BioMed Research International. 2018;2018 DOI 10.1155/2018/2824081

 

Journal Homepage

Journal Title: BioMed Research International

ISSN: 2314-6133 (Print); 2314-6141 (Online)

Publisher: Hindawi Limited

LCC Subject Category: Medicine

Country of publisher: United Kingdom

Language of fulltext: English

Full-text formats available: PDF, HTML, ePUB, XML

 

AUTHORS


M. D’Ippolito (Post-Coma Unit, IRCCS Fondazione Santa Lucia, Rome, Italy)

M. Aloisi (Post-Coma Unit, IRCCS Fondazione Santa Lucia, Rome, Italy)
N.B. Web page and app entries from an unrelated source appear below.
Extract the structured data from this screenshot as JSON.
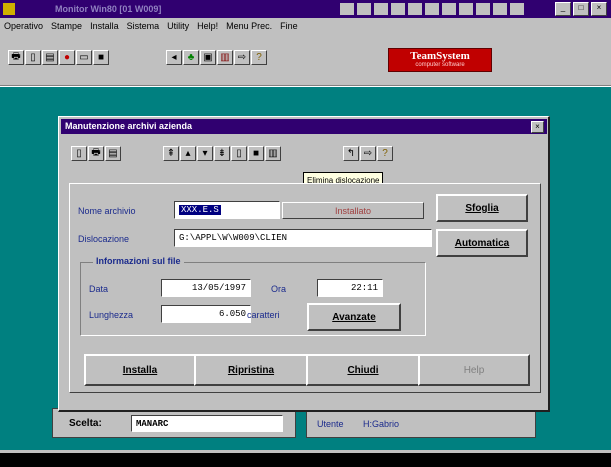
{
  "app": {
    "title": "Monitor    Win80 [01 W009]",
    "menu": [
      "Operativo",
      "Stampe",
      "Installa",
      "Sistema",
      "Utility",
      "Help!",
      "Menu Prec.",
      "Fine"
    ],
    "toolbar_icons": [
      "print-icon",
      "document-icon",
      "preview-icon",
      "stop-icon",
      "window-icon",
      "save-icon",
      "back-icon",
      "tree-icon",
      "folder-icon",
      "books-icon",
      "exit-icon",
      "help-icon"
    ],
    "logo": {
      "text": "TeamSystem",
      "sub": "computer software"
    }
  },
  "dialog": {
    "title": "Manutenzione archivi azienda",
    "tooltip": "Elimina dislocazione",
    "fields": {
      "nome_label": "Nome archivio",
      "nome_value": "XXX.E.S",
      "installato": "Installato",
      "dislocazione_label": "Dislocazione",
      "dislocazione_value": "G:\\APPL\\W\\W009\\CLIEN",
      "group_title": "Informazioni sul file",
      "data_label": "Data",
      "data_value": "13/05/1997",
      "ora_label": "Ora",
      "ora_value": "22:11",
      "lunghezza_label": "Lunghezza",
      "lunghezza_value": "6.050",
      "caratteri": "caratteri"
    },
    "buttons": {
      "sfoglia": "Sfoglia",
      "automatica": "Automatica",
      "avanzate": "Avanzate",
      "installa": "Installa",
      "ripristina": "Ripristina",
      "chiudi": "Chiudi",
      "help": "Help"
    }
  },
  "background": {
    "scelta_label": "Scelta:",
    "scelta_value": "MANARC",
    "utente_label": "Utente",
    "utente_value": "H:Gabrio"
  },
  "colors": {
    "teal": "#008080",
    "title_purple": "#300070",
    "title_bar": "#000080",
    "label_blue": "#1a2a8c"
  }
}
E. Azicnuda (Post-Coma Unit, IRCCS Fondazione Santa Lucia, Rome, Italy)

D. Silvestro (Post-Coma Unit, IRCCS Fondazione Santa Lucia, Rome, Italy)

M. Giustini (Environmental and Social Epidemiology Unit, National Institute of Health, Rome, Italy)

F. Verni (Neuropsychological Rehabilitation Service, IRCCS Fondazione Santa Lucia, Rome, Italy)

R. Formisano (Post-Coma Unit, IRCCS Fondazione Santa Lucia, Rome, Italy)

U. Bivona (Post-Coma Unit, IRCCS Fondazione Santa Lucia, Rome, Italy)

EDITORIAL INFORMATION

Blind peer review

Editorial Board

Instructions for authors

Time From Submission to Publication: 19 weeks

 

Abstract | Full Text

Introduction. Severe acquired brain injury (sABI) is considered the most common cause of death and disability worldwide. sABI patients are supported by their caregivers who often exhibit high rates of psychological distress, mood disorders, and changes in relationship dynamics and family roles. Objectives. To explore lifestyle changes of caregivers of sABI patients during the postacute rehabilitation, by investigating possible differences between primary and secondary caregivers. Primary caregivers spend most of the time with the patient, providing daily care and taking most responsibility for the day-to-day decisions, while secondary caregivers are those who provide additional support. Methods. Three hundred forty-seven caregivers of sABI patients were asked to fill in an unpublished self-report questionnaire to explore their possible lifestyles changes. Results. A statistically significant difference was found between primary and secondary caregivers in time spent in informal caregiving (p<0.001). The primary caregivers reduced all leisure activities compared to secondary carers (p<0.05). Conclusions. By comparing the percentage of leisure activities performed by caregivers before and after the patient’s sABI onset, all caregivers showed high percentages of changes in lifestyle and habits, even though primary caregivers reported more negative lifestyle changes than secondary caregivers. Further studies are needed to investigate needs and burden experienced by caregivers of sABI patients during the postacute rehabilitation phase, also in relation to the patients’ outcome, to address support interventions for them and improve their quality of life.